Requests to provide universal access to the immunizing agents have been made since last December when the vaccine started being administered in several countries. However, despite initiatives such as Covax, the vaccine continues to be a fantasy for the people in the South.
Before Covid-19, the illness responsible for almost 2.6 million deaths on five continents, no one opposed publicly universal vaccinations.
However, the figures show the egoistic views and excessive ambitions of those who make healthcare a business.
The appeal to make vaccines against the SARS-CoV-2 virus a public asset resounded at the Unesco and the Human Rights Council, multilateral forums where various voices called for an inclusive access to them.
During the videoconference for the 46th session of the council, based in Geneva, UN Secretary-General António Guterres warned that even though global equality in access to vaccines reinforces human rights, the nationalism on this issue denies them.
According to Guterres, 10 countries account for 75% of the administration of the immunizing agents created to fight the Covid-19 pathogen.
At the same high-level segment of the Human Rights Council meeting, the Chancellor for Cuba, Bruno Rodríguez, highlighted that the world watches how the richer countries are trying to hoard the resources to fight the pandemic.
He stressed that “favouring petty interests over the general well-being will increase suffering and death, even in the industrialised countries. Global cooperation is urgent. It is necessary to fight for establishing an international order that is just, democratic and equal for all”.

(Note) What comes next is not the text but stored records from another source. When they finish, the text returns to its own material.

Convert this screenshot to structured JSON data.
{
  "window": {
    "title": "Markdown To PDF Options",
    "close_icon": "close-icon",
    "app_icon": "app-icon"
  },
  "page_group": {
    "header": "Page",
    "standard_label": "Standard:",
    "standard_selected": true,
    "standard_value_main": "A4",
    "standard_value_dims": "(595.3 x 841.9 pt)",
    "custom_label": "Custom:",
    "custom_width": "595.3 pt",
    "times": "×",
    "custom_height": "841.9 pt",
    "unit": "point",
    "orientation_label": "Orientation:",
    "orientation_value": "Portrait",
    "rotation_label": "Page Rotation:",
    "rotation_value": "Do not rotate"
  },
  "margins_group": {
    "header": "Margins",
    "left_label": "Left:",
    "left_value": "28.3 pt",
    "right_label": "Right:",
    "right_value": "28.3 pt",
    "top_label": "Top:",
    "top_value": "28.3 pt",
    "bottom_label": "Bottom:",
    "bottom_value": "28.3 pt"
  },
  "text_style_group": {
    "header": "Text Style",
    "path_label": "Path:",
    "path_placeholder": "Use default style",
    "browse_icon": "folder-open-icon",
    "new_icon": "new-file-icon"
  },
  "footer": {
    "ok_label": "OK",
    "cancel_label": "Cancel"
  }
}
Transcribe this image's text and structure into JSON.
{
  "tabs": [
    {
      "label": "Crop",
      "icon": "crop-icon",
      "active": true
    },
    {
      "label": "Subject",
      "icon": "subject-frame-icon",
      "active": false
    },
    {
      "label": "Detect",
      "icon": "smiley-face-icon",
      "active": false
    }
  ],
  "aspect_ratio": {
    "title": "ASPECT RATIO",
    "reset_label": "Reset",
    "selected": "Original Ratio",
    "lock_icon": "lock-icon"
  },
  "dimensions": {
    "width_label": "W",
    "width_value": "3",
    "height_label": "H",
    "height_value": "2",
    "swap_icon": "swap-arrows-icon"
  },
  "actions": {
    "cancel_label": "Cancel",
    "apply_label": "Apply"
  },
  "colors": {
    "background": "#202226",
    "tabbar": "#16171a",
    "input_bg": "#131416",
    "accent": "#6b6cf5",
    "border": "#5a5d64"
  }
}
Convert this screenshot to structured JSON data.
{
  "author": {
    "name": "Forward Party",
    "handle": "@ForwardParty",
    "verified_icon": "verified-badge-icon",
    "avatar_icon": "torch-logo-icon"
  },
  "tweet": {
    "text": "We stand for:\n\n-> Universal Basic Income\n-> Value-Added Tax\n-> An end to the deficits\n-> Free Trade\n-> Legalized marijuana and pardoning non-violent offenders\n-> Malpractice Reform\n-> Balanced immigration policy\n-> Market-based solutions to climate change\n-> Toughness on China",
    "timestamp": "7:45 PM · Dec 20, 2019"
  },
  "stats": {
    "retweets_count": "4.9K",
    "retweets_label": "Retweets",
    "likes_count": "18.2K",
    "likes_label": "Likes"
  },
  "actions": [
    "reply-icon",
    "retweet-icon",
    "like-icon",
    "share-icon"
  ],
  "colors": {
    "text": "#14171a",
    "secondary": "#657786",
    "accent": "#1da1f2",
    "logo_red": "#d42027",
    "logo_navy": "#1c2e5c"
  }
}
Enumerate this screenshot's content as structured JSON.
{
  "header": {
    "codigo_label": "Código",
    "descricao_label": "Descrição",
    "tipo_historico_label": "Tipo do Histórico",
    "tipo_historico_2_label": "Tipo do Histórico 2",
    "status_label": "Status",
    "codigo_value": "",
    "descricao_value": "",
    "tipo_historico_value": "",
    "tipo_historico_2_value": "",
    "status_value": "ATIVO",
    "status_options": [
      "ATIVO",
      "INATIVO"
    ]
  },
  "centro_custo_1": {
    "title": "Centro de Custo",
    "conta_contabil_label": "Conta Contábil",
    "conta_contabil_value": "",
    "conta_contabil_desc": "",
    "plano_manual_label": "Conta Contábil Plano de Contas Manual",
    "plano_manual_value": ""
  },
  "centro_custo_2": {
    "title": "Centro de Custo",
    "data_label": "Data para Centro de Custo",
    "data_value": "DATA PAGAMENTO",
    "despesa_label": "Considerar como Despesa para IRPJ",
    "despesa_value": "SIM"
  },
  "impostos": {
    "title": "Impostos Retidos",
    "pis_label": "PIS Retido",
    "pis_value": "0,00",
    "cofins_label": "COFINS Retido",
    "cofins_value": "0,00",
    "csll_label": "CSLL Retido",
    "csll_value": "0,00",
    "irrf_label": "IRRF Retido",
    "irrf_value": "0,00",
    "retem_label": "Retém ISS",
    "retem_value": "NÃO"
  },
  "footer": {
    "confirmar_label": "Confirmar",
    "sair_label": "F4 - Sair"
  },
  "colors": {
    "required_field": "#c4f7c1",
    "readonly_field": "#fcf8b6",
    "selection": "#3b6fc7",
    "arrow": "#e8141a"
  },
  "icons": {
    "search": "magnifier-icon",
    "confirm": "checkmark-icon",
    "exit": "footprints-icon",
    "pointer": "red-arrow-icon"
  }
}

The president of the United Nations General Assembly also defended the equal distribution of the vaccines that represent hope in neutralising the dangerous virus.
During a Unesco forum on science ethics, Audrey Azoulay, the Director-General of the body, remembered that “when vaccination campaigns were announced around the globe, everyone was relieved. However, without solidarity, we are far from achieving our goal.”
According to the official, more than 130 countries have not yet received a single dose and, so far, the most vulnerable are not protected.
Some of the wealthier nations managed to get hold of enough vaccines to protect all their citizens twice, three or five times over, recalled the multilateral body, that praised G7’s decision to support the most vulnerable states, which called for an effective supply of these products.
Tedros Adhanom Ghebreyesus, Director-General of the World Health Organisation stated that “the pandemic will not be over if it’s not eradicated everywhere (…) Equal distribution of the vaccines is not only the right thing to do, but also the best way to control the pandemic, retore confidence and restart the global economy”. (PL)